What is needed:
Copy every record below, exactly as written.

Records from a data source
-------------------------

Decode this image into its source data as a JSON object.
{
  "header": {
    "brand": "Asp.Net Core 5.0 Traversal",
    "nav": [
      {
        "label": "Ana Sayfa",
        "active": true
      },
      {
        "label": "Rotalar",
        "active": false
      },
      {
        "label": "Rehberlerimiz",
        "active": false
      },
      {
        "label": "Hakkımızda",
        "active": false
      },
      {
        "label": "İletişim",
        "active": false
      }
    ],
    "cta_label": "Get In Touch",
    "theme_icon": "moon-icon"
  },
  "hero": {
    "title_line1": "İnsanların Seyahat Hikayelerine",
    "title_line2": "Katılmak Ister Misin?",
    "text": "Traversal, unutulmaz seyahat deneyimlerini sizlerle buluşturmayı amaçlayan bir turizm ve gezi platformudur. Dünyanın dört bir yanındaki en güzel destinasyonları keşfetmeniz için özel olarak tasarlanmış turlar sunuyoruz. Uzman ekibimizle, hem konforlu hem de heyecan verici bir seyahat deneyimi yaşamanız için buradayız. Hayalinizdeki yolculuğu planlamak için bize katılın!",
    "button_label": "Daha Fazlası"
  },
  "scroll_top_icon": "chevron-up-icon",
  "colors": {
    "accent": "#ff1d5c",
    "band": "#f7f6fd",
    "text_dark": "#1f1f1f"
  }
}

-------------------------

Exercise result:
Decode this image into its source data as a JSON object.
{
  "header": {
    "brand": "Asp.Net Core 5.0 Traversal",
    "nav": [
      {
        "label": "Ana Sayfa",
        "active": true
      },
      {
        "label": "Rotalar",
        "active": false
      },
      {
        "label": "Rehberlerimiz",
        "active": false
      },
      {
        "label": "Hakkımızda",
        "active": false
      },
      {
        "label": "İletişim",
        "active": false
      }
    ],
    "cta_label": "Get In Touch",
    "theme_icon": "moon-icon"
  },
  "hero": {
    "title_line1": "İnsanların Seyahat Hikayelerine",
    "title_line2": "Katılmak Ister Misin?",
    "text": "Traversal, unutulmaz seyahat deneyimlerini sizlerle buluşturmayı amaçlayan bir turizm ve gezi platformudur. Dünyanın dört bir yanındaki en güzel destinasyonları keşfetmeniz için özel olarak tasarlanmış turlar sunuyoruz. Uzman ekibimizle, hem konforlu hem de heyecan verici bir seyahat deneyimi yaşamanız için buradayız. Hayalinizdeki yolculuğu planlamak için bize katılın!",
    "button_label": "Daha Fazlası"
  },
  "scroll_top_icon": "chevron-up-icon",
  "colors": {
    "accent": "#ff1d5c",
    "band": "#f7f6fd",
    "text_dark": "#1f1f1f"
  }
}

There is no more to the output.